Episode 3 - Cornwall
Mary travels to Liskeard in Cornwall, where her usual rocket pace and direct approach meets the laid-back Cornish attitude to life. But will this combination bring success or cause fireworks?
Liskeard is a market town, 20 miles inland from Plymouth, that has been an important cattle market since medieval times, with the high street filled with busy shops.
However, in 2001 the foot and mouth crisis devastated Liskeard's cattle market. On top of this, a large out-of-town supermarket has been luring customers away.
Mary believes that Liskeard's high street needs to make the most of its locally produced quality food, as a way of differentiating itself from the supermarket. She is delighted to find three excellent local food shops - a butcher, a greengrocer and a fishmonger. But her suggestion of producing a joint delivery box takes a considerable time to sort out. They also venture into pie making.
Mary suggests the town sets up a 'town shop' - a mix of business and social activities all under the one roof, run by the local people. But with town team members drawn from very different walks of life, and with very different views about how to run things, it's not all plain sailing...

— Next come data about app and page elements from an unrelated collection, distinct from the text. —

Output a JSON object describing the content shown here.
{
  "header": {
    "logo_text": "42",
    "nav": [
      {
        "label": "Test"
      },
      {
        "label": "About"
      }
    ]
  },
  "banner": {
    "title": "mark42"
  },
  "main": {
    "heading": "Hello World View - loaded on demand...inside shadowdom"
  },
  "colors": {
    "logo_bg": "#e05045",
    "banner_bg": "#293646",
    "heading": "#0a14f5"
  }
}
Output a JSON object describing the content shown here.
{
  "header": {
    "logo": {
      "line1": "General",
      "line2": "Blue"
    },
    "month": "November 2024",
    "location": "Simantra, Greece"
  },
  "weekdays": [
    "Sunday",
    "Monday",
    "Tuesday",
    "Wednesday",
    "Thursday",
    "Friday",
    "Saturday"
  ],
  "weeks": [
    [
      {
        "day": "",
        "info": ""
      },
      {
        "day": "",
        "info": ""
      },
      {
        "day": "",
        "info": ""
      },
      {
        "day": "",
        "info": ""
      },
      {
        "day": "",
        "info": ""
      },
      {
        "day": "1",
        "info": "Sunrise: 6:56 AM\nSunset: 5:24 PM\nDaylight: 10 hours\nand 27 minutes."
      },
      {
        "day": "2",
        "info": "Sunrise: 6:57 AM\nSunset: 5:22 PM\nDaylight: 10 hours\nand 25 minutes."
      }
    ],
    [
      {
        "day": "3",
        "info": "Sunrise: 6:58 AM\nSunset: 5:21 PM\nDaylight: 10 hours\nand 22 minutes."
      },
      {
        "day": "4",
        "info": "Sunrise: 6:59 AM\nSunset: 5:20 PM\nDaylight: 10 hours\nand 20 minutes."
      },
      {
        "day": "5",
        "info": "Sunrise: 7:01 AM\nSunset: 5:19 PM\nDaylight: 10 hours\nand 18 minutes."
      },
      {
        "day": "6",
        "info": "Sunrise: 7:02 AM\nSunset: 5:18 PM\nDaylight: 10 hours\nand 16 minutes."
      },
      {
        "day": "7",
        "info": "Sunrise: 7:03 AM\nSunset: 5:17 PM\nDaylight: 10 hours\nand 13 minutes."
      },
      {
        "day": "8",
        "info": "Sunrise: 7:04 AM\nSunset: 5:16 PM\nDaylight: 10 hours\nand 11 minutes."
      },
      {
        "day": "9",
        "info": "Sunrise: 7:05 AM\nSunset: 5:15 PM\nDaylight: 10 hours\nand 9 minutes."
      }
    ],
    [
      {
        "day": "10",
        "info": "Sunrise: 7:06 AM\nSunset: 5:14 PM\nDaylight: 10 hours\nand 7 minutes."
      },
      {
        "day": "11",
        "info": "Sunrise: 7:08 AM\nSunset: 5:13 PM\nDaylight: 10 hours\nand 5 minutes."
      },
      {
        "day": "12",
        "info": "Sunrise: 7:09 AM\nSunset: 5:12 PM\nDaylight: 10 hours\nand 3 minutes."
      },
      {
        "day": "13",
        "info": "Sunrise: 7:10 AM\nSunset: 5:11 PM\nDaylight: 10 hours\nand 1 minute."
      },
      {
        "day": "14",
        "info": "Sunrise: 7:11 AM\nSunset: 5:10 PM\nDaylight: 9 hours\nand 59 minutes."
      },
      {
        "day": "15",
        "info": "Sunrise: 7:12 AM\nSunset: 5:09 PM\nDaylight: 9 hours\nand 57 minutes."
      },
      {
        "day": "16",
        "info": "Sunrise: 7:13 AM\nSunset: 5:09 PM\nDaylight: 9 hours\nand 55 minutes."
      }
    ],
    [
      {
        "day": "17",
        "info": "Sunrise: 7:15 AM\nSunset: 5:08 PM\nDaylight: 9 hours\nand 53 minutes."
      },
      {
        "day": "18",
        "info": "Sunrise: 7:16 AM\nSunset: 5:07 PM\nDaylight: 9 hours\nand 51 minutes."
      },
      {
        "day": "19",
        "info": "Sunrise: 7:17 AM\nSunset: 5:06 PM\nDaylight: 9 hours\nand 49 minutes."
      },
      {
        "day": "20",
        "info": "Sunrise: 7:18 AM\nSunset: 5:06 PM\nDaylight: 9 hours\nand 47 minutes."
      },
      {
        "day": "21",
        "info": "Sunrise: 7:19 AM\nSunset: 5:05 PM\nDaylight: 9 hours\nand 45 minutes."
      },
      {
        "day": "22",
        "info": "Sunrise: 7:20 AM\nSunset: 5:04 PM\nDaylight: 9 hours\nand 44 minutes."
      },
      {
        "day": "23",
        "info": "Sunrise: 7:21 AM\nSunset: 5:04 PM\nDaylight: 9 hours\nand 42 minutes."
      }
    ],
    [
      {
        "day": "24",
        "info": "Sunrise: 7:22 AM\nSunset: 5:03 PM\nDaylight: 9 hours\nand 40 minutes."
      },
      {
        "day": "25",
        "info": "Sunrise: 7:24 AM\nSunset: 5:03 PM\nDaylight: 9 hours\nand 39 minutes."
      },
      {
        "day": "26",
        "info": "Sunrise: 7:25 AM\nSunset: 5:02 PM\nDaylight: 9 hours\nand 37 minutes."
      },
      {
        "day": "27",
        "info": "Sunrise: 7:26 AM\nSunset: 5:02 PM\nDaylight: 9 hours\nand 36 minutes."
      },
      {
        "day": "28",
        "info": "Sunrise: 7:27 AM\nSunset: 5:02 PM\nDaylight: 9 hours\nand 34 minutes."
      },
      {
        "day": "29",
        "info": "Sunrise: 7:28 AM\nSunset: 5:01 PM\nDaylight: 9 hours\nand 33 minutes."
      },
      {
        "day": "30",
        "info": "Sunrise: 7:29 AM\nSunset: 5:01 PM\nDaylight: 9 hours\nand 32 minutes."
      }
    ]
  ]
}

Mary Queen of the High Street synopsis
Mary Portas wants to revive Britain's failing high streets, putting local people at the heart of the solutionEpisode Guide >